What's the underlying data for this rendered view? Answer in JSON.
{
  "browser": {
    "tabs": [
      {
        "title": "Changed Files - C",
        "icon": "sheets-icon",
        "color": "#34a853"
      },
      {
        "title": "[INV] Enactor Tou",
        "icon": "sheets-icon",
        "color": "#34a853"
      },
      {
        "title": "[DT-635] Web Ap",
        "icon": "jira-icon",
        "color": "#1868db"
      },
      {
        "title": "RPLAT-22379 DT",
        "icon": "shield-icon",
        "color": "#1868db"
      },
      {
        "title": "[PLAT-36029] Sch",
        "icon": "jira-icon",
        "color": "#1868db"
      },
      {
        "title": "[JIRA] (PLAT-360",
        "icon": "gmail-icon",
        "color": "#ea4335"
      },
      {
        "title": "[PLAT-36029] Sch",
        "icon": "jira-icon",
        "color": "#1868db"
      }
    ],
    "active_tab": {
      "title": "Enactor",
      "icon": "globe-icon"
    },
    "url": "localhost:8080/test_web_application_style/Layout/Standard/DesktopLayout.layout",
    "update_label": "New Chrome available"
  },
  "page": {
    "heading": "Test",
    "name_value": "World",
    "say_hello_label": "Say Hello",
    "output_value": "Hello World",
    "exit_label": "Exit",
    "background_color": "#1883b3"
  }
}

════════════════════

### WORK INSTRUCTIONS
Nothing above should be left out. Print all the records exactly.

### ANSWER
What's the underlying data for this rendered view? Answer in JSON.
{
  "browser": {
    "tabs": [
      {
        "title": "Changed Files - C",
        "icon": "sheets-icon",
        "color": "#34a853"
      },
      {
        "title": "[INV] Enactor Tou",
        "icon": "sheets-icon",
        "color": "#34a853"
      },
      {
        "title": "[DT-635] Web Ap",
        "icon": "jira-icon",
        "color": "#1868db"
      },
      {
        "title": "RPLAT-22379 DT",
        "icon": "shield-icon",
        "color": "#1868db"
      },
      {
        "title": "[PLAT-36029] Sch",
        "icon": "jira-icon",
        "color": "#1868db"
      },
      {
        "title": "[JIRA] (PLAT-360",
        "icon": "gmail-icon",
        "color": "#ea4335"
      },
      {
        "title": "[PLAT-36029] Sch",
        "icon": "jira-icon",
        "color": "#1868db"
      }
    ],
    "active_tab": {
      "title": "Enactor",
      "icon": "globe-icon"
    },
    "url": "localhost:8080/test_web_application_style/Layout/Standard/DesktopLayout.layout",
    "update_label": "New Chrome available"
  },
  "page": {
    "heading": "Test",
    "name_value": "World",
    "say_hello_label": "Say Hello",
    "output_value": "Hello World",
    "exit_label": "Exit",
    "background_color": "#1883b3"
  }
}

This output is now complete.